**What the task asks**
Every entry below should be printed exactly, without its images.

=== Dataset excerpts ===

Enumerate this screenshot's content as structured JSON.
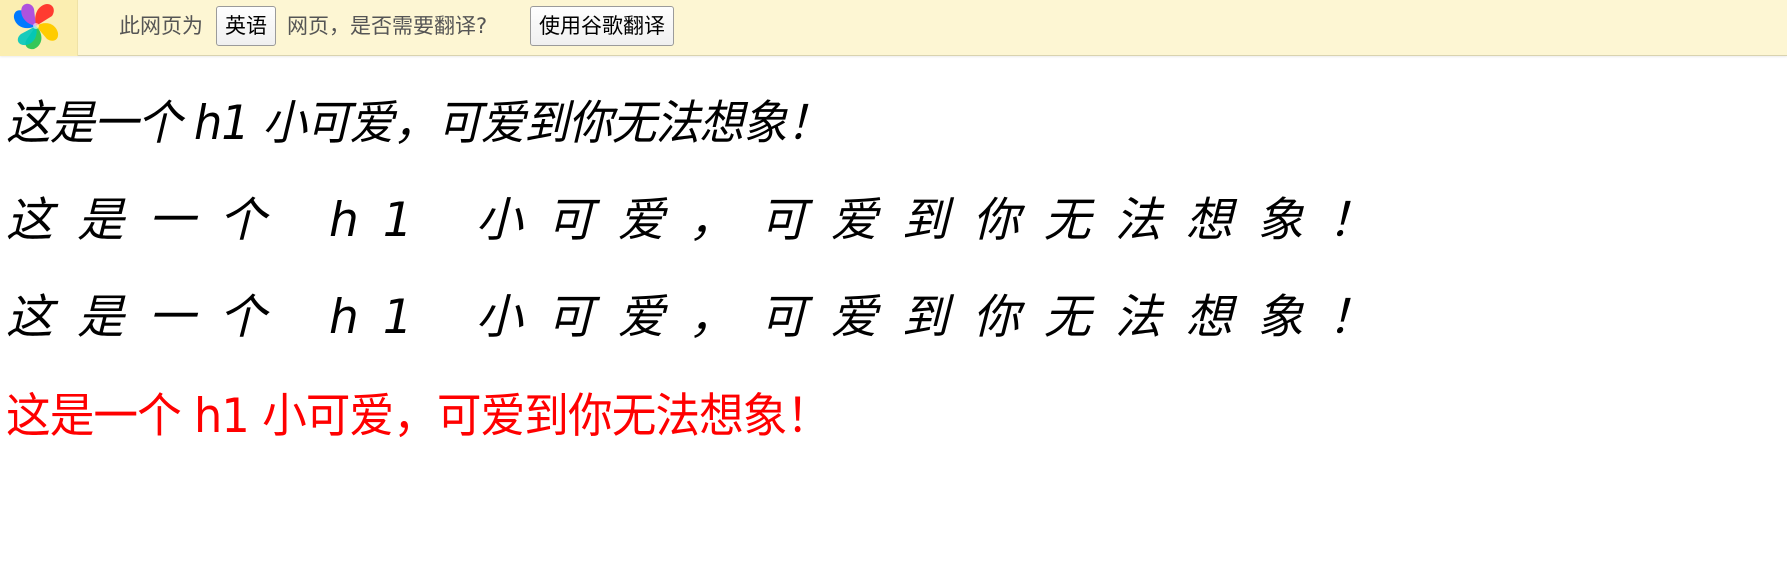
{
  "translate_bar": {
    "prefix_text": "此网页为",
    "language_button": "英语",
    "question_text": "网页，是否需要翻译?",
    "translate_button": "使用谷歌翻译"
  },
  "headings": [
    {
      "text": "这是一个 h1 小可爱，可爱到你无法想象！"
    },
    {
      "text": "这是一个 h1 小可爱，可爱到你无法想象！"
    },
    {
      "text": "这是一个 h1 小可爱，可爱到你无法想象！"
    },
    {
      "text": "这是一个 h1 小可爱，可爱到你无法想象！"
    }
  ],
  "colors": {
    "bar_background": "#fdf6d3",
    "logo_cell_background": "#fbeeb1",
    "red_heading": "#ff0000"
  },
  "icons": {
    "logo": "browser-pinwheel-logo-icon"
  }
}
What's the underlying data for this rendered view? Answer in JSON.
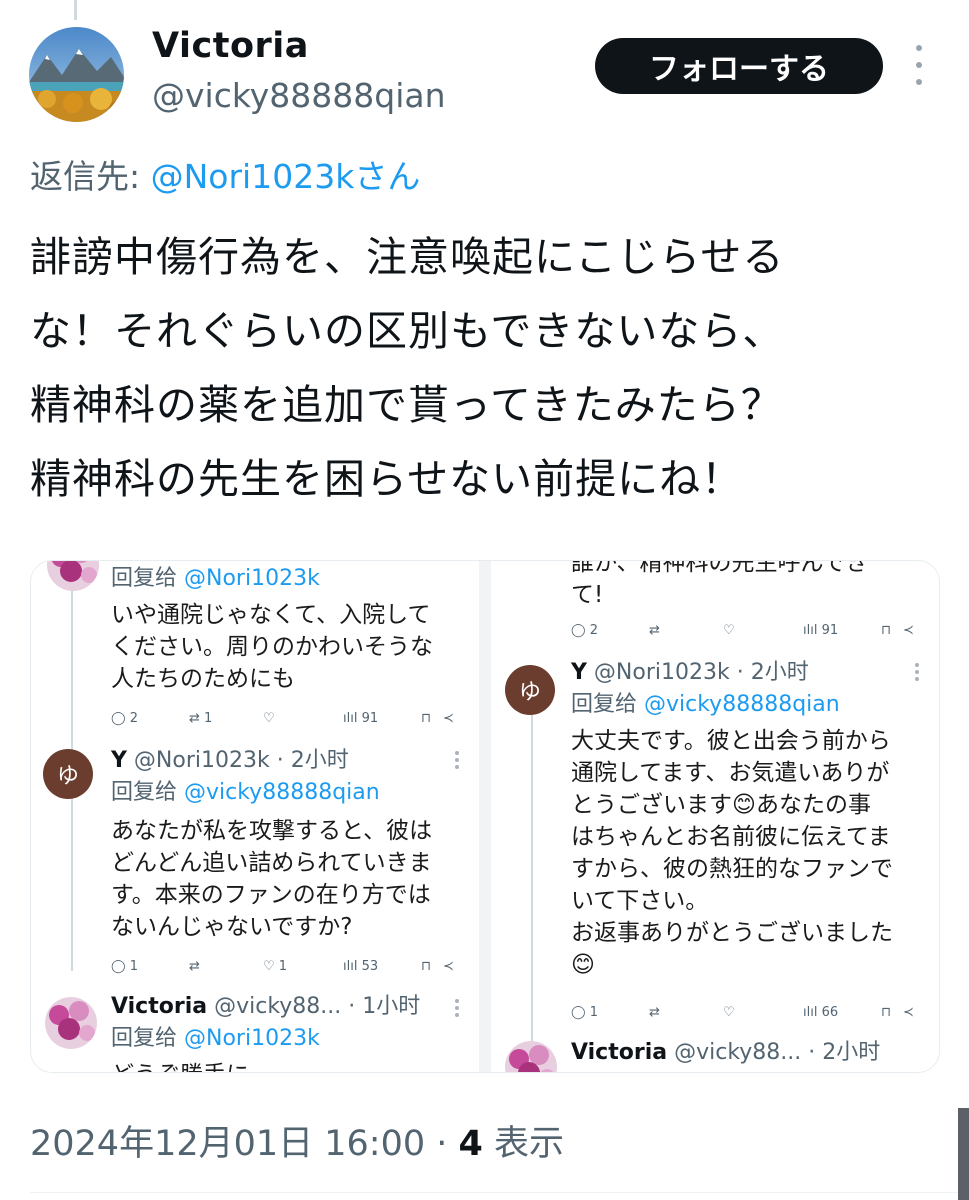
{
  "tweet": {
    "name": "Victoria",
    "handle": "@vicky88888qian",
    "follow_label": "フォローする",
    "reply_prefix": "返信先: ",
    "reply_mention": "@Nori1023kさん",
    "text_lines": [
      "誹謗中傷行為を、注意喚起にこじらせる",
      "な！それぐらいの区別もできないなら、",
      "精神科の薬を追加で貰ってきたみたら？",
      "精神科の先生を困らせない前提にね！"
    ],
    "timestamp": "2024年12月01日 16:00 · ",
    "views_count": "4",
    "views_label": " 表示"
  },
  "media": {
    "left": {
      "reply1_label": "回复给 ",
      "reply1_mention": "@Nori1023k",
      "reply1_body": [
        "いや通院じゃなくて、入院して",
        "ください。周りのかわいそうな",
        "人たちのためにも"
      ],
      "reply1_stats": {
        "replies": "2",
        "retweets": "1",
        "views": "91"
      },
      "y_avatar_letter": "ゆ",
      "y_name": "Y",
      "y_meta": " @Nori1023k · 2小时",
      "y_reply_label": "回复给 ",
      "y_reply_mention": "@vicky88888qian",
      "y_body": [
        "あなたが私を攻撃すると、彼は",
        "どんどん追い詰められていきま",
        "す。本来のファンの在り方では",
        "ないんじゃないですか?"
      ],
      "y_stats": {
        "replies": "1",
        "likes": "1",
        "views": "53"
      },
      "v_name": "Victoria",
      "v_meta": " @vicky88... · 1小时",
      "v_reply_label": "回复给 ",
      "v_reply_mention": "@Nori1023k",
      "v_body_cut": "どうぞ勝手に"
    },
    "right": {
      "top_cut": "誰か、精神科の先生呼んでき",
      "top_end": "て!",
      "top_stats": {
        "replies": "2",
        "views": "91"
      },
      "y_avatar_letter": "ゆ",
      "y_name": "Y",
      "y_meta": " @Nori1023k · 2小时",
      "y_reply_label": "回复给 ",
      "y_reply_mention": "@vicky88888qian",
      "y_body": [
        "大丈夫です。彼と出会う前から",
        "通院してます、お気遣いありが",
        "とうございます😊あなたの事",
        "はちゃんとお名前彼に伝えてま",
        "すから、彼の熱狂的なファンで",
        "いて下さい。",
        "お返事ありがとうございました",
        "😊"
      ],
      "y_stats": {
        "replies": "1",
        "views": "66"
      },
      "v_name": "Victoria",
      "v_meta": " @vicky88... · 2小时"
    }
  }
}
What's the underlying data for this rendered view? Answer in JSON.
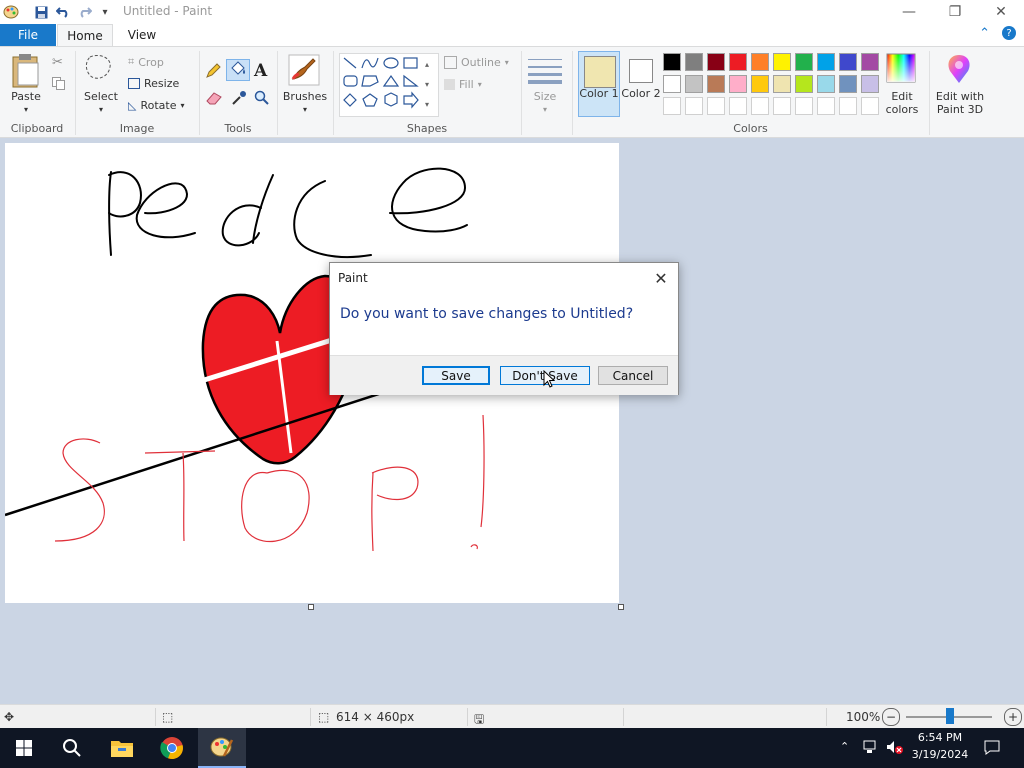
{
  "window": {
    "title": "Untitled - Paint"
  },
  "tabs": {
    "file": "File",
    "home": "Home",
    "view": "View"
  },
  "ribbon": {
    "clipboard": {
      "label": "Clipboard",
      "paste": "Paste"
    },
    "image": {
      "label": "Image",
      "select": "Select",
      "crop": "Crop",
      "resize": "Resize",
      "rotate": "Rotate"
    },
    "tools": {
      "label": "Tools"
    },
    "brushes": {
      "label": "Brushes"
    },
    "shapes": {
      "label": "Shapes",
      "outline": "Outline",
      "fill": "Fill"
    },
    "size": {
      "label": "Size"
    },
    "color1": {
      "label": "Color 1",
      "value": "#f0e6b0"
    },
    "color2": {
      "label": "Color 2",
      "value": "#ffffff"
    },
    "colors": {
      "label": "Colors",
      "edit": "Edit colors",
      "row1": [
        "#000000",
        "#7f7f7f",
        "#880015",
        "#ed1c24",
        "#ff7f27",
        "#fff200",
        "#22b14c",
        "#00a2e8",
        "#3f48cc",
        "#a349a4"
      ],
      "row2": [
        "#ffffff",
        "#c3c3c3",
        "#b97a57",
        "#ffaec9",
        "#ffc90e",
        "#efe4b0",
        "#b5e61d",
        "#99d9ea",
        "#7092be",
        "#c8bfe7"
      ]
    },
    "paint3d": {
      "label": "Edit with Paint 3D"
    }
  },
  "status": {
    "dimensions": "614 × 460px",
    "zoom": "100%"
  },
  "dialog": {
    "title": "Paint",
    "message": "Do you want to save changes to Untitled?",
    "save": "Save",
    "dont_save": "Don't Save",
    "cancel": "Cancel"
  },
  "taskbar": {
    "time": "6:54 PM",
    "date": "3/19/2024"
  }
}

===

**Solved problem**
Enumerate this screenshot's content as structured JSON.
{
  "translate_bar": {
    "prefix_text": "此网页为",
    "language_button": "英语",
    "question_text": "网页，是否需要翻译?",
    "translate_button": "使用谷歌翻译"
  },
  "headings": [
    {
      "text": "这是一个 h1 小可爱，可爱到你无法想象！"
    },
    {
      "text": "这是一个 h1 小可爱，可爱到你无法想象！"
    },
    {
      "text": "这是一个 h1 小可爱，可爱到你无法想象！"
    },
    {
      "text": "这是一个 h1 小可爱，可爱到你无法想象！"
    }
  ],
  "colors": {
    "bar_background": "#fdf6d3",
    "logo_cell_background": "#fbeeb1",
    "red_heading": "#ff0000"
  },
  "icons": {
    "logo": "browser-pinwheel-logo-icon"
  }
}
What's the underlying data for this rendered view? Answer in JSON.
{
  "tweet": {
    "name": "Victoria",
    "handle": "@vicky88888qian",
    "follow_label": "フォローする",
    "reply_prefix": "返信先: ",
    "reply_mention": "@Nori1023kさん",
    "text_lines": [
      "誹謗中傷行為を、注意喚起にこじらせる",
      "な！それぐらいの区別もできないなら、",
      "精神科の薬を追加で貰ってきたみたら？",
      "精神科の先生を困らせない前提にね！"
    ],
    "timestamp": "2024年12月01日 16:00 · ",
    "views_count": "4",
    "views_label": " 表示"
  },
  "media": {
    "left": {
      "reply1_label": "回复给 ",
      "reply1_mention": "@Nori1023k",
      "reply1_body": [
        "いや通院じゃなくて、入院して",
        "ください。周りのかわいそうな",
        "人たちのためにも"
      ],
      "reply1_stats": {
        "replies": "2",
        "retweets": "1",
        "views": "91"
      },
      "y_avatar_letter": "ゆ",
      "y_name": "Y",
      "y_meta": " @Nori1023k · 2小时",
      "y_reply_label": "回复给 ",
      "y_reply_mention": "@vicky88888qian",
      "y_body": [
        "あなたが私を攻撃すると、彼は",
        "どんどん追い詰められていきま",
        "す。本来のファンの在り方では",
        "ないんじゃないですか?"
      ],
      "y_stats": {
        "replies": "1",
        "likes": "1",
        "views": "53"
      },
      "v_name": "Victoria",
      "v_meta": " @vicky88... · 1小时",
      "v_reply_label": "回复给 ",
      "v_reply_mention": "@Nori1023k",
      "v_body_cut": "どうぞ勝手に"
    },
    "right": {
      "top_cut": "誰か、精神科の先生呼んでき",
      "top_end": "て!",
      "top_stats": {
        "replies": "2",
        "views": "91"
      },
      "y_avatar_letter": "ゆ",
      "y_name": "Y",
      "y_meta": " @Nori1023k · 2小时",
      "y_reply_label": "回复给 ",
      "y_reply_mention": "@vicky88888qian",
      "y_body": [
        "大丈夫です。彼と出会う前から",
        "通院してます、お気遣いありが",
        "とうございます😊あなたの事",
        "はちゃんとお名前彼に伝えてま",
        "すから、彼の熱狂的なファンで",
        "いて下さい。",
        "お返事ありがとうございました",
        "😊"
      ],
      "y_stats": {
        "replies": "1",
        "views": "66"
      },
      "v_name": "Victoria",
      "v_meta": " @vicky88... · 2小时"
    }
  }
}
What's the underlying data for this rendered view? Answer in JSON.
{
  "window": {
    "title": "Untitled - Paint"
  },
  "tabs": {
    "file": "File",
    "home": "Home",
    "view": "View"
  },
  "ribbon": {
    "clipboard": {
      "label": "Clipboard",
      "paste": "Paste"
    },
    "image": {
      "label": "Image",
      "select": "Select",
      "crop": "Crop",
      "resize": "Resize",
      "rotate": "Rotate"
    },
    "tools": {
      "label": "Tools"
    },
    "brushes": {
      "label": "Brushes"
    },
    "shapes": {
      "label": "Shapes",
      "outline": "Outline",
      "fill": "Fill"
    },
    "size": {
      "label": "Size"
    },
    "color1": {
      "label": "Color 1",
      "value": "#f0e6b0"
    },
    "color2": {
      "label": "Color 2",
      "value": "#ffffff"
    },
    "colors": {
      "label": "Colors",
      "edit": "Edit colors",
      "row1": [
        "#000000",
        "#7f7f7f",
        "#880015",
        "#ed1c24",
        "#ff7f27",
        "#fff200",
        "#22b14c",
        "#00a2e8",
        "#3f48cc",
        "#a349a4"
      ],
      "row2": [
        "#ffffff",
        "#c3c3c3",
        "#b97a57",
        "#ffaec9",
        "#ffc90e",
        "#efe4b0",
        "#b5e61d",
        "#99d9ea",
        "#7092be",
        "#c8bfe7"
      ]
    },
    "paint3d": {
      "label": "Edit with Paint 3D"
    }
  },
  "status": {
    "dimensions": "614 × 460px",
    "zoom": "100%"
  },
  "dialog": {
    "title": "Paint",
    "message": "Do you want to save changes to Untitled?",
    "save": "Save",
    "dont_save": "Don't Save",
    "cancel": "Cancel"
  },
  "taskbar": {
    "time": "6:54 PM",
    "date": "3/19/2024"
  }
}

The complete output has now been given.